**ACTION ITEM**
The lines below that include "Jump" are to be found and copied.
────────
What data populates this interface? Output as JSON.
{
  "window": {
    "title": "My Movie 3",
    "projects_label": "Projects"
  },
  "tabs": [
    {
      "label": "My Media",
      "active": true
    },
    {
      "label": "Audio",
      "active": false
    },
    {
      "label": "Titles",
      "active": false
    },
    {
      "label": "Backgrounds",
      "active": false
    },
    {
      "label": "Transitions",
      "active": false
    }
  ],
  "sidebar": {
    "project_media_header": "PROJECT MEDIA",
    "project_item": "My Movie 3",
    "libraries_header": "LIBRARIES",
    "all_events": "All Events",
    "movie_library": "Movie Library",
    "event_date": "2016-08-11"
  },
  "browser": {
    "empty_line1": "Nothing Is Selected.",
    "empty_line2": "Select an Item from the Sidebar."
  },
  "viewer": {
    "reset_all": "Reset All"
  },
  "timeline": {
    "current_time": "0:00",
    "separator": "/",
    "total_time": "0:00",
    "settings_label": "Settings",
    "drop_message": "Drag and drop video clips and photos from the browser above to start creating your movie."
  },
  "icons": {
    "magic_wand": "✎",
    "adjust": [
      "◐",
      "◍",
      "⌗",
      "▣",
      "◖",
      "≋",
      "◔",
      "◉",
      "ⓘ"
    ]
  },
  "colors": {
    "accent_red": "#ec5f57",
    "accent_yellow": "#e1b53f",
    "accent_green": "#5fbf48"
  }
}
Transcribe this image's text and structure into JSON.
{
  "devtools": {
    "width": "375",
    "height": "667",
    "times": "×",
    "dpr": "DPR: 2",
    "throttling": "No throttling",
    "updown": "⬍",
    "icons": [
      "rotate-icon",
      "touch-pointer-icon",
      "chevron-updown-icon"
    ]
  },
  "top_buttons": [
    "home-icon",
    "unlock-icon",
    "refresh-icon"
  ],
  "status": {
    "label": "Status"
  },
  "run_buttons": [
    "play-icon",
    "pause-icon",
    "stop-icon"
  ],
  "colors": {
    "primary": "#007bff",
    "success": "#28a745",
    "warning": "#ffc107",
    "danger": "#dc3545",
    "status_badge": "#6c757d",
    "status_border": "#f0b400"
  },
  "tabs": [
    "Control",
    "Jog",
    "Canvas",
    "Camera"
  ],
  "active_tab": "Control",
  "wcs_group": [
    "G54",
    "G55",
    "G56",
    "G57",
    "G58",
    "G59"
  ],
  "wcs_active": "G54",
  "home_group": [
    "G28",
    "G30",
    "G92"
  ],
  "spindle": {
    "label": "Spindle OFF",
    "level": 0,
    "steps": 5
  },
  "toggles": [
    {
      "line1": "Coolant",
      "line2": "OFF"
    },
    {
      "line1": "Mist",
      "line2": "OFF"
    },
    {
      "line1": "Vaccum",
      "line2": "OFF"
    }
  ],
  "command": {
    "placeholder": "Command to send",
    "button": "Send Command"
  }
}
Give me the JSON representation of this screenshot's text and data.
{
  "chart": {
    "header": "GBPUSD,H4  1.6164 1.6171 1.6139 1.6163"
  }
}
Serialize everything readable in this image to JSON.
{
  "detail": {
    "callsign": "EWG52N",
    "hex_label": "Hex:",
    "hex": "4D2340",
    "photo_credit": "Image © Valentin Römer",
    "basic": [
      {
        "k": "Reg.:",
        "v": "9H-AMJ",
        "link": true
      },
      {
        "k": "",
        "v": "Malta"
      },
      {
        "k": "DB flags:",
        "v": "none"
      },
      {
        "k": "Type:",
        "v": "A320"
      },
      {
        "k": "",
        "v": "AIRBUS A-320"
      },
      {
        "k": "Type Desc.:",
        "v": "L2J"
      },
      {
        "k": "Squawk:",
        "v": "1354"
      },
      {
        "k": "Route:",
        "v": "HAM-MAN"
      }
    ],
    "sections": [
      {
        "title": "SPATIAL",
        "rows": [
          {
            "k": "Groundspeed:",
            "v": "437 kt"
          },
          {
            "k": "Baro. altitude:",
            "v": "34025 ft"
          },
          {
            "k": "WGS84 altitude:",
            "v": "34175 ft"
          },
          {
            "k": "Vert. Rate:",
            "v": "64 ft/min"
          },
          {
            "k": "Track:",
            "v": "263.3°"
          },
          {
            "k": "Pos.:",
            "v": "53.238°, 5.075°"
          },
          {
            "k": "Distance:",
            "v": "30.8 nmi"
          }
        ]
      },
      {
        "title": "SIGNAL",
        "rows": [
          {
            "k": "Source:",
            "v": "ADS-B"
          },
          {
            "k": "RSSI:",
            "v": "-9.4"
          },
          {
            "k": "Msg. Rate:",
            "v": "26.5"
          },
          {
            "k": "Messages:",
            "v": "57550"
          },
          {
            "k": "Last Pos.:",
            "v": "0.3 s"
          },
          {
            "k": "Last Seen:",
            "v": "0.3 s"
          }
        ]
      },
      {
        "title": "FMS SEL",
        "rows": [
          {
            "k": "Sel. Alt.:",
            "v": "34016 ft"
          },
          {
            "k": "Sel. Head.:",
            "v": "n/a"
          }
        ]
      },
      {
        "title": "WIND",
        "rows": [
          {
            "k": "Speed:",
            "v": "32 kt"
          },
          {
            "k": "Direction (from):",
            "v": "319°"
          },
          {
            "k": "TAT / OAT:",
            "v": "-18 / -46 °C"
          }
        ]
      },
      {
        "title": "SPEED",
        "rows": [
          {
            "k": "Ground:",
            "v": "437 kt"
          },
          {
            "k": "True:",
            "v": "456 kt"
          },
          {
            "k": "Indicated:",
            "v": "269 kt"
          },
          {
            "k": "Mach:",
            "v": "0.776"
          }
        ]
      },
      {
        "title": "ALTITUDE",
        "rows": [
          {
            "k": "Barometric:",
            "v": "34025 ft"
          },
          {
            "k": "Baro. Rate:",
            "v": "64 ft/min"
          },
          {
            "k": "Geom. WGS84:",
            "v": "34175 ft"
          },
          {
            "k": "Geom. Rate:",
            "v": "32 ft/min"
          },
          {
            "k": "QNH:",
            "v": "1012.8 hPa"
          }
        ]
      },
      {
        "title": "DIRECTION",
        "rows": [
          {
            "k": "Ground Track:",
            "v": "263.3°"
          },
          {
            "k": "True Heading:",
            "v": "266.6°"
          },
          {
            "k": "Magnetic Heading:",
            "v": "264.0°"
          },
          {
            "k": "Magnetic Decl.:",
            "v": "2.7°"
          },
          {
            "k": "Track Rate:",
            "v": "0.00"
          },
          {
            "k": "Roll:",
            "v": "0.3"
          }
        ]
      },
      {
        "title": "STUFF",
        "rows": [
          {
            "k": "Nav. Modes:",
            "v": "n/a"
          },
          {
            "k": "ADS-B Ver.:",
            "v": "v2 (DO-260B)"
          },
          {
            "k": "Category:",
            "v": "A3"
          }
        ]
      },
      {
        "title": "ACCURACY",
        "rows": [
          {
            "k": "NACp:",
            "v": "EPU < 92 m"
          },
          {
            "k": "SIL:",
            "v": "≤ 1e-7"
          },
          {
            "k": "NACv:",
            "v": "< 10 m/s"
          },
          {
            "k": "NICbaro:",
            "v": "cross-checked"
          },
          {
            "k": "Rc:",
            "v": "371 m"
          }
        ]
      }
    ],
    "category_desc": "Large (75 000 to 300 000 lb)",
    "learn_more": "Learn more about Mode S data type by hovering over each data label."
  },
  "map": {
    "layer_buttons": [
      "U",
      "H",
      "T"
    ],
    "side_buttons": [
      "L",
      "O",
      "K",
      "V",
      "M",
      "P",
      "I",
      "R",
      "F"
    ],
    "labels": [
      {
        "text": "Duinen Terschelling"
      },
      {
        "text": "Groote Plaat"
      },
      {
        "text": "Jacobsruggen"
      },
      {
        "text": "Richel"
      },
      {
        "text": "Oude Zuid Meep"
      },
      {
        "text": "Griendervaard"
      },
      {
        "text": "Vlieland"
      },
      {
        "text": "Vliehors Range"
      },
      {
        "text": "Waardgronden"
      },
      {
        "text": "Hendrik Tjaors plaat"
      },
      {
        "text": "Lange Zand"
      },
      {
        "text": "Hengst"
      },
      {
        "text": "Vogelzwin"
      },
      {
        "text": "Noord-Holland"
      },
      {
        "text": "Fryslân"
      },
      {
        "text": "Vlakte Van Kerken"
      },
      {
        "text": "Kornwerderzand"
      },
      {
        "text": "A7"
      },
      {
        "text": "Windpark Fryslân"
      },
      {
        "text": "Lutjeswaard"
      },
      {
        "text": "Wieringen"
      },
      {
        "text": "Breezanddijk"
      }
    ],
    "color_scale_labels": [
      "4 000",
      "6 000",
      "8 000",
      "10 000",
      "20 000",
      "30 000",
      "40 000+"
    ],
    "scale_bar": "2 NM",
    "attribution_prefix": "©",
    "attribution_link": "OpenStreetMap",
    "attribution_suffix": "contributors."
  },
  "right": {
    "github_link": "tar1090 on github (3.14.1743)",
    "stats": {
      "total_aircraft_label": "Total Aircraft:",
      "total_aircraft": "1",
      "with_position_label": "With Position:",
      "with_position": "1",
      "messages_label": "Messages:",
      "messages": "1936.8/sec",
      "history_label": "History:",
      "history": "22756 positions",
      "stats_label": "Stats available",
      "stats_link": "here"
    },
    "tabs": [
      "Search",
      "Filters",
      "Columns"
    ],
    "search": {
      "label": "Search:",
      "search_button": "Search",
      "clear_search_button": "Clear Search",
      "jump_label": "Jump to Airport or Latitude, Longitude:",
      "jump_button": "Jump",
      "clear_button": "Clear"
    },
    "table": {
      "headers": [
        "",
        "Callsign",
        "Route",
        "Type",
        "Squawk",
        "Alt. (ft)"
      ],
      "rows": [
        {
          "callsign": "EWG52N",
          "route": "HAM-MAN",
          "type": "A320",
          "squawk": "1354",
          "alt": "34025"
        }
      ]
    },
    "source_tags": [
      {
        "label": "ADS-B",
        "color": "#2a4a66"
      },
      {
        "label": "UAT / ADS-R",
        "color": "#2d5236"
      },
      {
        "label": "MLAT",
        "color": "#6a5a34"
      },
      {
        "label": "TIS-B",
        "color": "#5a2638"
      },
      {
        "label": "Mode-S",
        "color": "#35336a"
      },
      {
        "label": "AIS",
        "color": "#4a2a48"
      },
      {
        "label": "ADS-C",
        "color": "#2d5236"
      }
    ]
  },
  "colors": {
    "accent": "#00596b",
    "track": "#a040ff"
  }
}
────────
**ANSWER FOR THIS EXERCISE**
      "jump_label": "Jump to Airport or Latitude, Longitude:",
      "jump_button": "Jump",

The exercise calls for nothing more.